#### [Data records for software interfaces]
================================

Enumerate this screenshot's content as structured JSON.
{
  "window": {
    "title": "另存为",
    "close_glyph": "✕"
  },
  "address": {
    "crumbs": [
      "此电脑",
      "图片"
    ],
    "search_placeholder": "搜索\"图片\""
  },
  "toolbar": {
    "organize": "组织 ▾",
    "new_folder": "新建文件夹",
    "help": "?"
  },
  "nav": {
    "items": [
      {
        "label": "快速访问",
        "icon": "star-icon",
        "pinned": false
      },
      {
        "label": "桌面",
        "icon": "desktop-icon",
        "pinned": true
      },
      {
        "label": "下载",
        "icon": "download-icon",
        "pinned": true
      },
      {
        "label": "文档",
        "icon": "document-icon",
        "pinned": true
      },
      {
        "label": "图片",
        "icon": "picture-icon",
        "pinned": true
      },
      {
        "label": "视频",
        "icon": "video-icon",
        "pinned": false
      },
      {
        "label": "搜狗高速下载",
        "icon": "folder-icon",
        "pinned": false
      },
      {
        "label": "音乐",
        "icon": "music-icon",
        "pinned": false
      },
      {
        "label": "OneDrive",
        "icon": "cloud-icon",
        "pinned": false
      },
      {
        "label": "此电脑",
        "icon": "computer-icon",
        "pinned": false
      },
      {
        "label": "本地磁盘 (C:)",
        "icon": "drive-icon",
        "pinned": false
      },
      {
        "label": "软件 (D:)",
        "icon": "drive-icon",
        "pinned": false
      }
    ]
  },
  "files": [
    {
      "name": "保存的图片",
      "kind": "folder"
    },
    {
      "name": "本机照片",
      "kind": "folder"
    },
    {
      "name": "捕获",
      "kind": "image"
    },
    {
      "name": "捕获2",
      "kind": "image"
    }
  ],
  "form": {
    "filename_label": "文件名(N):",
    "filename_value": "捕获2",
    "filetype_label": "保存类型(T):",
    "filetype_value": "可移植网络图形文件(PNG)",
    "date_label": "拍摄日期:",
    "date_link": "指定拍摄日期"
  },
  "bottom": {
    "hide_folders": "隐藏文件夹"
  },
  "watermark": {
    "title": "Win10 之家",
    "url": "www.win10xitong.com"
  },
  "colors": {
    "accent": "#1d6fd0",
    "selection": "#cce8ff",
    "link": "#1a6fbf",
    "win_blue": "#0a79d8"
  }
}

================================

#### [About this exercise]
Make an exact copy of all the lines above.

#### [Written answer]
Enumerate this screenshot's content as structured JSON.
{
  "window": {
    "title": "另存为",
    "close_glyph": "✕"
  },
  "address": {
    "crumbs": [
      "此电脑",
      "图片"
    ],
    "search_placeholder": "搜索\"图片\""
  },
  "toolbar": {
    "organize": "组织 ▾",
    "new_folder": "新建文件夹",
    "help": "?"
  },
  "nav": {
    "items": [
      {
        "label": "快速访问",
        "icon": "star-icon",
        "pinned": false
      },
      {
        "label": "桌面",
        "icon": "desktop-icon",
        "pinned": true
      },
      {
        "label": "下载",
        "icon": "download-icon",
        "pinned": true
      },
      {
        "label": "文档",
        "icon": "document-icon",
        "pinned": true
      },
      {
        "label": "图片",
        "icon": "picture-icon",
        "pinned": true
      },
      {
        "label": "视频",
        "icon": "video-icon",
        "pinned": false
      },
      {
        "label": "搜狗高速下载",
        "icon": "folder-icon",
        "pinned": false
      },
      {
        "label": "音乐",
        "icon": "music-icon",
        "pinned": false
      },
      {
        "label": "OneDrive",
        "icon": "cloud-icon",
        "pinned": false
      },
      {
        "label": "此电脑",
        "icon": "computer-icon",
        "pinned": false
      },
      {
        "label": "本地磁盘 (C:)",
        "icon": "drive-icon",
        "pinned": false
      },
      {
        "label": "软件 (D:)",
        "icon": "drive-icon",
        "pinned": false
      }
    ]
  },
  "files": [
    {
      "name": "保存的图片",
      "kind": "folder"
    },
    {
      "name": "本机照片",
      "kind": "folder"
    },
    {
      "name": "捕获",
      "kind": "image"
    },
    {
      "name": "捕获2",
      "kind": "image"
    }
  ],
  "form": {
    "filename_label": "文件名(N):",
    "filename_value": "捕获2",
    "filetype_label": "保存类型(T):",
    "filetype_value": "可移植网络图形文件(PNG)",
    "date_label": "拍摄日期:",
    "date_link": "指定拍摄日期"
  },
  "bottom": {
    "hide_folders": "隐藏文件夹"
  },
  "watermark": {
    "title": "Win10 之家",
    "url": "www.win10xitong.com"
  },
  "colors": {
    "accent": "#1d6fd0",
    "selection": "#cce8ff",
    "link": "#1a6fbf",
    "win_blue": "#0a79d8"
  }
}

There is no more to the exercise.